Owners of Logan’s Madtown Bar and Restaurant emptied the place of all valuables Monday and did not attend a Alcohol License Review Committee hearing Tuesday. The ALRC gave the establishment 15 days to give up its liquor license voluntarily.[/media-credit]

The downtown Logan’s Madtown Bar and Restaurant is poised to permanently close its doors after a city committee gave the establishment 15 days to relinquish its liquor license.

Logan’s general manager Adam Mais represented the establishment at an Alcohol License Review Committee hearing Tuesday. He told ALRC members that its owners – who were not in attendance – had informed employees of their intent to shut down the business for good Monday evening, according to Madison Alcohol and Food Coordinator Mark Woulf.

According to Ald. Mike Verveer, District 4, Logan’s owners, including Texas native Joe Bendetti, visited Madison Monday evening after years of supervising the business from afar to empty the building of any materials of value.
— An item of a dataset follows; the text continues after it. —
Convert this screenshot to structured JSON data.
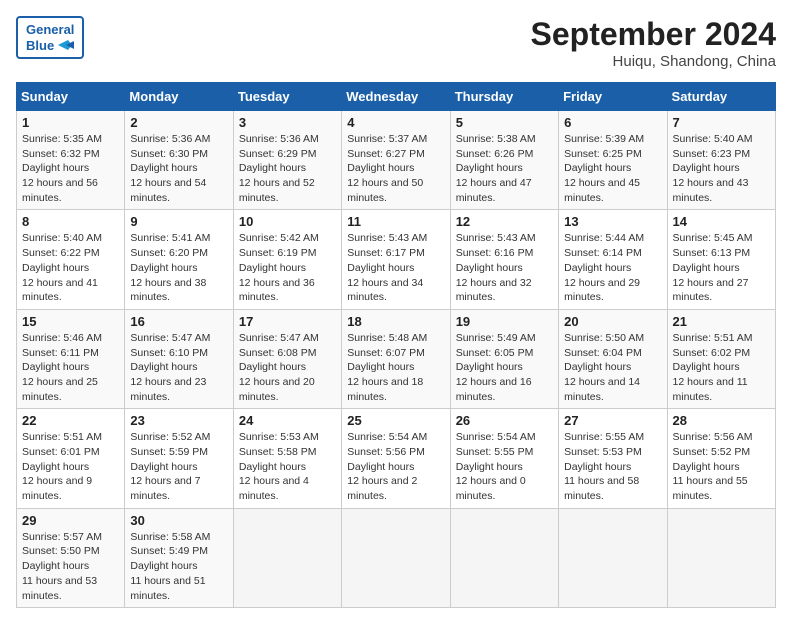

Kitchen equipment, sound systems and even wall decorations were removed and shipped to Texas via U-Haul trucks, Verveer said, leaving the establishment virtually empty by Tuesday.

“The place is pretty much stripped bare,” Verveer said.

In the meeting that lasted 20 minutes, the committee gave Logan’s 15 days to voluntarily relinquish its liquor license. 

Logan’s future as a downtown hotspot has been contested since the Madison Police Department requested the city’s finance department audit it, a process that lasted from May 2011 until the summer of 2012.

Woulf said the request for an audit stemmed from suspicions that the establishment was operating as a bar instead of a restaurant, which is prohibited under Madison’s alcohol license density ordinance.

The measure aims to stem the increasing growth of bars in the city’s downtown area and labels restaurants as establishments whose alcohol sales comprise 50 percent or less of their total sales. According to Woulf, Logan’s alcohol sales reached 67 percent during the period of time it was audited.

In reaction to the audit’s findings, city officials decided to bring a complaint against Logan’s for its alleged violation of the density ordinance. According to Verveer, Tuesday’s hearing was scheduled after Mais attended a previous ALRC meeting to enter a plea of not guilty on behalf of the establishment.

At the hearing, Mais changed the plea to no contest, according to city records. Mais said the owners cited a recent decrease in profits as a major factor in their decision not to contest the city’s charges and to instead shut down the business, Woulf said. The committee gave Mais, Logan’s official liquor license agent, 15 days to voluntarily hand over its alcohol license to the city.

Upon the license’s surrender, Woulf said the city attorney’s office is expected to withdraw its complaint against the establishment.

Verveer said the committee recommended the city revoke Logan’s license if the establishment fails to voluntarily surrender it. Should the city strip Logan’s of the license, a new business would be unable to take the establishment’s location on West Johnson Street for one calendar year under Madison law, a move Verveer said would be unfortunate for future businesses hoping to profit from the downtown location.

Verveer added he had largely expected Logan’s would have a chance at succeeding in contesting the city’s complaint, noting the only establishment that has been prosecuted under the density ordinance is Quinton’s Bar and Deli, a business that previously occupied the building now housing Chaser’s Bar and Grill.

“Speaking only for myself, as a member of the ALRC, Logan’s would have had an excellent chance of fighting the revocation complaint filed by the city attorney’s office based on past precedent,” Verveer said. “It seemed to me Logan’s would have had a better-than-even chance, perhaps even a pretty good chance, of not having their license revoked and could have possibly stayed open.”